The following appeared in the Aurora Banner, February 14, 1919:

The King City Red Cross Auxiliary was organized in October of 1915 with a membership of 90, afterward slightly increase; but with the passing of time the average membership may be considered as 75 thereabouts, and as the figures given below will show, The Auxiliary has no cause to feel ashamed of its production.

Total subscriptions of all kinds    $1973.99
Donations for soldiers Xmas Boxes & Sundry donations    $ 270.86
Paid for Flannel, Buttons, etc    $1027.16
Paid for wool for socks    $ 362.23
Suits of pyjamas mad up and shipped    983
Pairs of socks knitted and shipped    502

Balance on hand turned over to the Red Cross    $ 182.84

When it is remembered that the district embraced by the organization is small one and that many of the lady workers were also very busy with other organizations, I think we may look back with pride at the record of the King City Red Cross Auxiliary. The special thanks of the Auxiliary are due to the magnificent work of the Laskay ladies who by their splendid efforts contributed so much to the success of the organization.

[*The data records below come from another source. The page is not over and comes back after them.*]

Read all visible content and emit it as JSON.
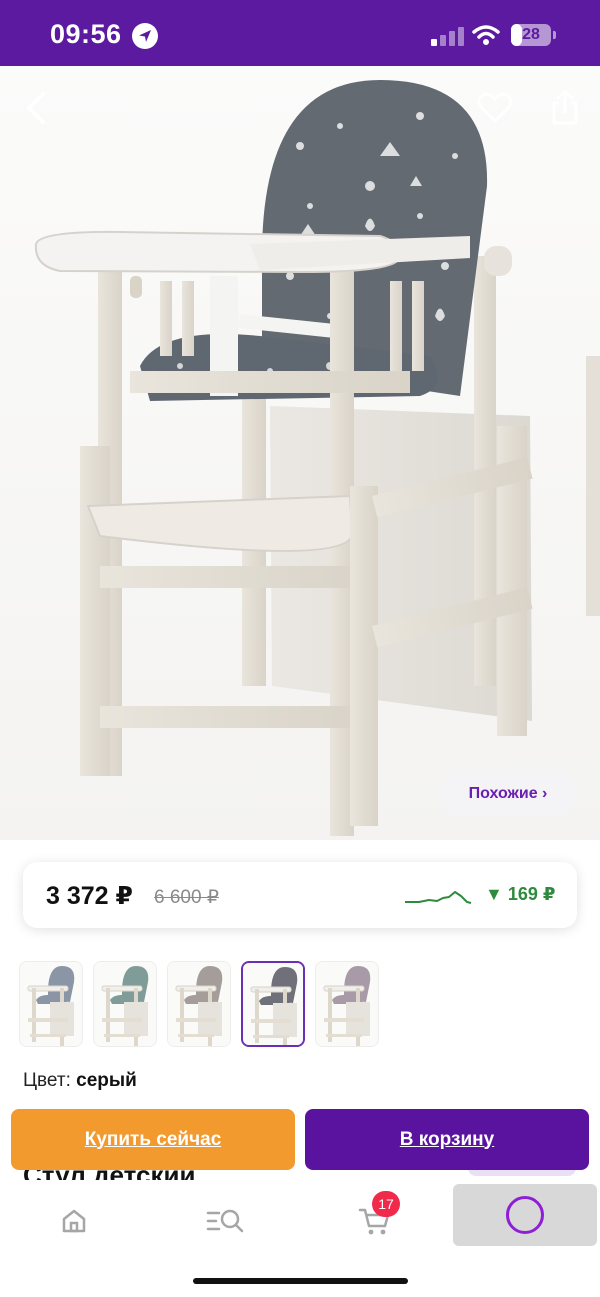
{
  "status_bar": {
    "time": "09:56",
    "battery": "28",
    "battery_level": 0.28,
    "location_icon": "location-arrow-icon",
    "background": "#5b1aa0"
  },
  "product": {
    "similar_label": "Похожие ›",
    "title_peek": "Стул детский",
    "price": {
      "current": "3 372 ₽",
      "old": "6 600 ₽",
      "drop": "▼ 169 ₽",
      "drop_color": "#2e8b3e"
    },
    "color_label": "Цвет:",
    "color_value": "серый",
    "swatch_colors": [
      "#8a96a6",
      "#7f9c98",
      "#a59d99",
      "#6f7079",
      "#a99aa8"
    ],
    "selected_swatch": 3
  },
  "actions": {
    "buy_now": "Купить сейчас",
    "add_to_cart": "В корзину",
    "buy_color": "#f29a2e",
    "cart_color": "#5a139e"
  },
  "tabbar": {
    "cart_badge": "17",
    "icons": [
      "home-icon",
      "catalog-search-icon",
      "cart-icon",
      "profile-icon"
    ],
    "accent": "#8f1fd6"
  }
}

D.M. Farmer, Sec.

Letters from Home

Earl made references to the number of letters he received from home and the contents of the care packages. The people of King supported the King lad overseas through letters and care packages. October 25, 1916, p.1 "I had 10 letters from Canada this week. 2 from Merelda. The fellows in my hut say that I get more letters than the whole Battalion. Well there is nothing like letters from Canada over here from Home anyway."

The Earl Campbell - Souvenirs from the Front

Earl would request that the family send him articles from home. In his October 24, 1916 p. 2 he asked Merelda (his sister)

"You want to know if I want any clothes. I would like to have that Hockey cap of Pauline's the one with the white trimming on. That one I use to steal from her when I was going skating. And I would like that scarf which Mrs. Boys gave me."

He also references money that he had sent home to Mother –

"was glad to hear that Mother got my $20.00 cheque. Next one she gets tell her to give Arch 2 or3 dollars to buy some tobacco half smoking and half chewing. It will be a great treat at the front. We can't get any good tobacco here at all."